Customer Service usually evokes images of a waiter serving in a restaurant or a listless shop assistant approaching a customer with a lazy ‘can I help you’.
It doesn’t help that there is a whole category of businesses (the so-called service industry’ that has now also appropriated the ‘service’ word to describe the intangible nature of their products.
Despite the ubiquity (or maybe because of it) there are as many definitions of customer service as there are consultants to be kicked form under the proverbial bush.
And each consultant will be sprouting the same nonsense as the ‘business imperative’ for customer service:
- Without a customer a business cannot survive.
- Customers pay our wages.

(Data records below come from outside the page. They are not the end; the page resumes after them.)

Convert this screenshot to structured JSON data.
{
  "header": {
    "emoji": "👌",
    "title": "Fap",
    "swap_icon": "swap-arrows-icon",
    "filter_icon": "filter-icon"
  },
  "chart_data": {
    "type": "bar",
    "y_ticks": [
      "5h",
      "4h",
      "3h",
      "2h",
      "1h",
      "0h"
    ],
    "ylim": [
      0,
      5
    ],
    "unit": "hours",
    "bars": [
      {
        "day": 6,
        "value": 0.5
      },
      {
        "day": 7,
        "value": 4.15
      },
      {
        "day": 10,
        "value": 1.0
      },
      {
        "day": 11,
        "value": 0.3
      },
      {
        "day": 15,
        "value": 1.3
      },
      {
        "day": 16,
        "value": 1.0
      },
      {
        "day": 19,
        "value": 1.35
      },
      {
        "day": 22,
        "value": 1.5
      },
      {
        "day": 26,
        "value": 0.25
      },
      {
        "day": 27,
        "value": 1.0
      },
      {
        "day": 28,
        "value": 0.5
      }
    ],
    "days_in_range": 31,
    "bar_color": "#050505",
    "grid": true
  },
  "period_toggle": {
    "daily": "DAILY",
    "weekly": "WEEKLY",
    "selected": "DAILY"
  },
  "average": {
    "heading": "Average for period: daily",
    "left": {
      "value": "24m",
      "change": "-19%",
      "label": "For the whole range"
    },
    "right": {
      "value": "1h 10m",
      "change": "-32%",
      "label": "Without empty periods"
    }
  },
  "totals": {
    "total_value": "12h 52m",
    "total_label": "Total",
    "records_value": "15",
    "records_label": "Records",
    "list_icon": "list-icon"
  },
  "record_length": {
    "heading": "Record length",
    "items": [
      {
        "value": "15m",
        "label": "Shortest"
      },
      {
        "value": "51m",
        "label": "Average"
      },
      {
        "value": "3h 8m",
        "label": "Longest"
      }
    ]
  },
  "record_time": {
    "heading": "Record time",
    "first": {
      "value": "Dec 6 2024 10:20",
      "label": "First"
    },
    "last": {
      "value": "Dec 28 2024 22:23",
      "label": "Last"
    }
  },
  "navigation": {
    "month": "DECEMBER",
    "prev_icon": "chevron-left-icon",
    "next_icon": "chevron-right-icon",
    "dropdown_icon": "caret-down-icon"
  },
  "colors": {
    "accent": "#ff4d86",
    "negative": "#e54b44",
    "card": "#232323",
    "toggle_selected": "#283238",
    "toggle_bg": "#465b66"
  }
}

- Good customer service is the only way to differentiate your offer.
Add their particular metaphor (often sport) to colour in the necessity for great customer service and then a compelling narrative for customer service has been woven.
It is conveniently forgotten that customer service is nearly impossible to measure – or if asked, another glib statement about ‘feeling it on the bottom line’ will be put forward as the rationale.
For any thoughtful manager who can actually see and think beyond the fluff and bubbles generated by most customer service approaches, there are many questions that are legitimately raised:
- Is there a rationale for good customer service?
- What does customer service have to do with subservience – if anything?
- How does customer service relate to business strategy, the success (or failure) of a particular business model?
- Is customer service more/less important for certain businesses?
- How do you actually, really deliver customer service if it is that intangible and difficult to measure?
We propose a conceptual framework that places customer service at the heart of the brand. In fact, we postulate that it IS the heart of the brand.
Would love to hear what you think about the model…